[Dataset rows describing interfaces]
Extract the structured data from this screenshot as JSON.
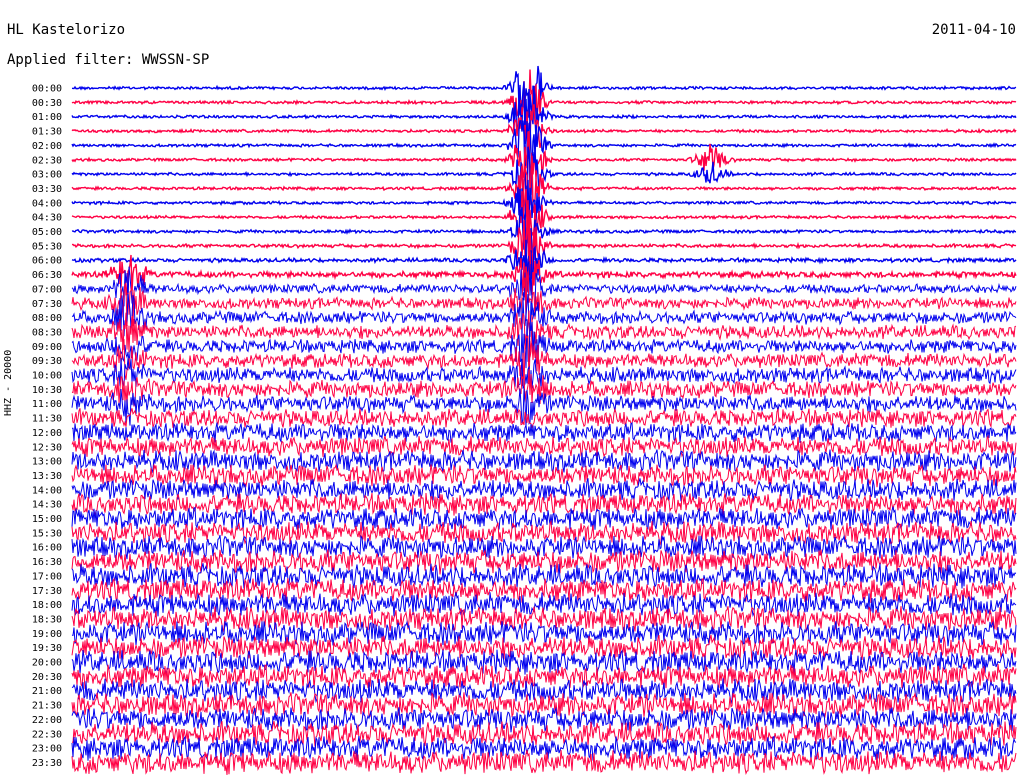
{
  "header": {
    "station": "HL Kastelorizo",
    "date": "2011-04-10",
    "filter_text": "Applied filter: WWSSN-SP",
    "channel_label": "HHZ - 20000"
  },
  "colors": {
    "trace_a": "#0000ee",
    "trace_b": "#ff0044",
    "background": "#ffffff"
  },
  "chart_data": {
    "type": "line",
    "title": "HL Kastelorizo",
    "subtitle": "Applied filter: WWSSN-SP",
    "ylabel": "HHZ - 20000",
    "xlabel": "",
    "row_labels": [
      "00:00",
      "00:30",
      "01:00",
      "01:30",
      "02:00",
      "02:30",
      "03:00",
      "03:30",
      "04:00",
      "04:30",
      "05:00",
      "05:30",
      "06:00",
      "06:30",
      "07:00",
      "07:30",
      "08:00",
      "08:30",
      "09:00",
      "09:30",
      "10:00",
      "10:30",
      "11:00",
      "11:30",
      "12:00",
      "12:30",
      "13:00",
      "13:30",
      "14:00",
      "14:30",
      "15:00",
      "15:30",
      "16:00",
      "16:30",
      "17:00",
      "17:30",
      "18:00",
      "18:30",
      "19:00",
      "19:30",
      "20:00",
      "20:30",
      "21:00",
      "21:30",
      "22:00",
      "22:30",
      "23:00",
      "23:30"
    ],
    "row_colors": [
      "blue",
      "red"
    ],
    "minutes_per_row": 30,
    "noise_level_by_row": [
      0.05,
      0.05,
      0.05,
      0.05,
      0.05,
      0.05,
      0.05,
      0.05,
      0.05,
      0.05,
      0.06,
      0.08,
      0.1,
      0.2,
      0.35,
      0.45,
      0.5,
      0.55,
      0.55,
      0.6,
      0.65,
      0.7,
      0.7,
      0.75,
      0.8,
      0.85,
      0.9,
      0.9,
      0.9,
      0.9,
      0.95,
      0.95,
      0.95,
      1,
      1,
      1,
      1,
      1,
      1,
      1,
      1,
      1,
      1,
      1,
      1,
      1,
      1,
      1
    ],
    "events": [
      {
        "row_start": "00:00",
        "row_end": "11:00",
        "minute": 14.5,
        "amplitude": 1.0
      },
      {
        "row_start": "02:30",
        "row_end": "03:00",
        "minute": 20.3,
        "amplitude": 0.35
      },
      {
        "row_start": "06:30",
        "row_end": "11:00",
        "minute": 1.8,
        "amplitude": 0.6
      }
    ]
  }
}
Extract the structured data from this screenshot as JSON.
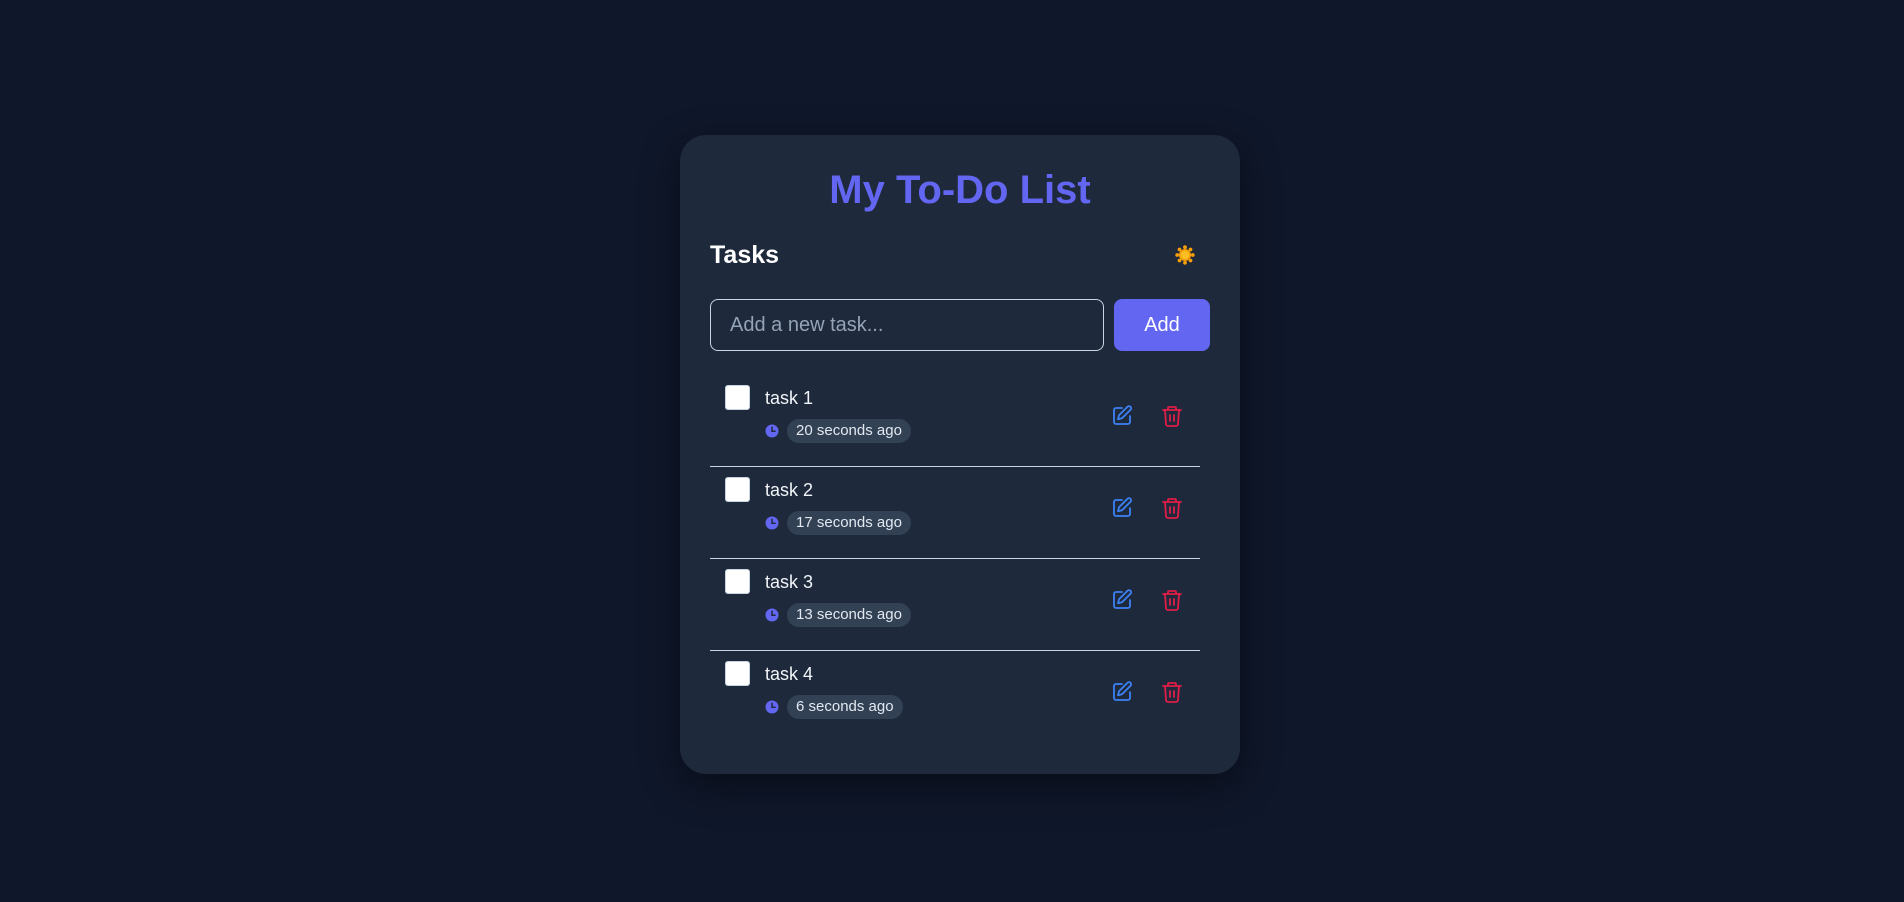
{
  "app": {
    "title": "My To-Do List"
  },
  "tasks_section": {
    "heading": "Tasks",
    "theme_toggle_icon": "sun-icon"
  },
  "add_form": {
    "placeholder": "Add a new task...",
    "value": "",
    "add_label": "Add"
  },
  "tasks": [
    {
      "text": "task 1",
      "time": "20 seconds ago",
      "completed": false
    },
    {
      "text": "task 2",
      "time": "17 seconds ago",
      "completed": false
    },
    {
      "text": "task 3",
      "time": "13 seconds ago",
      "completed": false
    },
    {
      "text": "task 4",
      "time": "6 seconds ago",
      "completed": false
    }
  ],
  "icons": {
    "clock": "clock-icon",
    "edit": "edit-icon",
    "delete": "trash-icon"
  },
  "colors": {
    "background": "#0f172a",
    "card": "#1e293b",
    "accent": "#6366f1",
    "edit": "#3b82f6",
    "delete": "#e11d48",
    "badge": "#334155",
    "sun": "#f59e0b"
  }
}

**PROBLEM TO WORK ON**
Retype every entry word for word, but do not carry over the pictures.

**WRITTEN ANSWER**
Extract the structured data from this screenshot as JSON.
{
  "header": {
    "station": "HL Kastelorizo",
    "date": "2011-04-10",
    "filter_text": "Applied filter: WWSSN-SP",
    "channel_label": "HHZ - 20000"
  },
  "colors": {
    "trace_a": "#0000ee",
    "trace_b": "#ff0044",
    "background": "#ffffff"
  },
  "chart_data": {
    "type": "line",
    "title": "HL Kastelorizo",
    "subtitle": "Applied filter: WWSSN-SP",
    "ylabel": "HHZ - 20000",
    "xlabel": "",
    "row_labels": [
      "00:00",
      "00:30",
      "01:00",
      "01:30",
      "02:00",
      "02:30",
      "03:00",
      "03:30",
      "04:00",
      "04:30",
      "05:00",
      "05:30",
      "06:00",
      "06:30",
      "07:00",
      "07:30",
      "08:00",
      "08:30",
      "09:00",
      "09:30",
      "10:00",
      "10:30",
      "11:00",
      "11:30",
      "12:00",
      "12:30",
      "13:00",
      "13:30",
      "14:00",
      "14:30",
      "15:00",
      "15:30",
      "16:00",
      "16:30",
      "17:00",
      "17:30",
      "18:00",
      "18:30",
      "19:00",
      "19:30",
      "20:00",
      "20:30",
      "21:00",
      "21:30",
      "22:00",
      "22:30",
      "23:00",
      "23:30"
    ],
    "row_colors": [
      "blue",
      "red"
    ],
    "minutes_per_row": 30,
    "noise_level_by_row": [
      0.05,
      0.05,
      0.05,
      0.05,
      0.05,
      0.05,
      0.05,
      0.05,
      0.05,
      0.05,
      0.06,
      0.08,
      0.1,
      0.2,
      0.35,
      0.45,
      0.5,
      0.55,
      0.55,
      0.6,
      0.65,
      0.7,
      0.7,
      0.75,
      0.8,
      0.85,
      0.9,
      0.9,
      0.9,
      0.9,
      0.95,
      0.95,
      0.95,
      1,
      1,
      1,
      1,
      1,
      1,
      1,
      1,
      1,
      1,
      1,
      1,
      1,
      1,
      1
    ],
    "events": [
      {
        "row_start": "00:00",
        "row_end": "11:00",
        "minute": 14.5,
        "amplitude": 1.0
      },
      {
        "row_start": "02:30",
        "row_end": "03:00",
        "minute": 20.3,
        "amplitude": 0.35
      },
      {
        "row_start": "06:30",
        "row_end": "11:00",
        "minute": 1.8,
        "amplitude": 0.6
      }
    ]
  }
}
Extract the structured data from this screenshot as JSON.
{
  "app": {
    "title": "My To-Do List"
  },
  "tasks_section": {
    "heading": "Tasks",
    "theme_toggle_icon": "sun-icon"
  },
  "add_form": {
    "placeholder": "Add a new task...",
    "value": "",
    "add_label": "Add"
  },
  "tasks": [
    {
      "text": "task 1",
      "time": "20 seconds ago",
      "completed": false
    },
    {
      "text": "task 2",
      "time": "17 seconds ago",
      "completed": false
    },
    {
      "text": "task 3",
      "time": "13 seconds ago",
      "completed": false
    },
    {
      "text": "task 4",
      "time": "6 seconds ago",
      "completed": false
    }
  ],
  "icons": {
    "clock": "clock-icon",
    "edit": "edit-icon",
    "delete": "trash-icon"
  },
  "colors": {
    "background": "#0f172a",
    "card": "#1e293b",
    "accent": "#6366f1",
    "edit": "#3b82f6",
    "delete": "#e11d48",
    "badge": "#334155",
    "sun": "#f59e0b"
  }
}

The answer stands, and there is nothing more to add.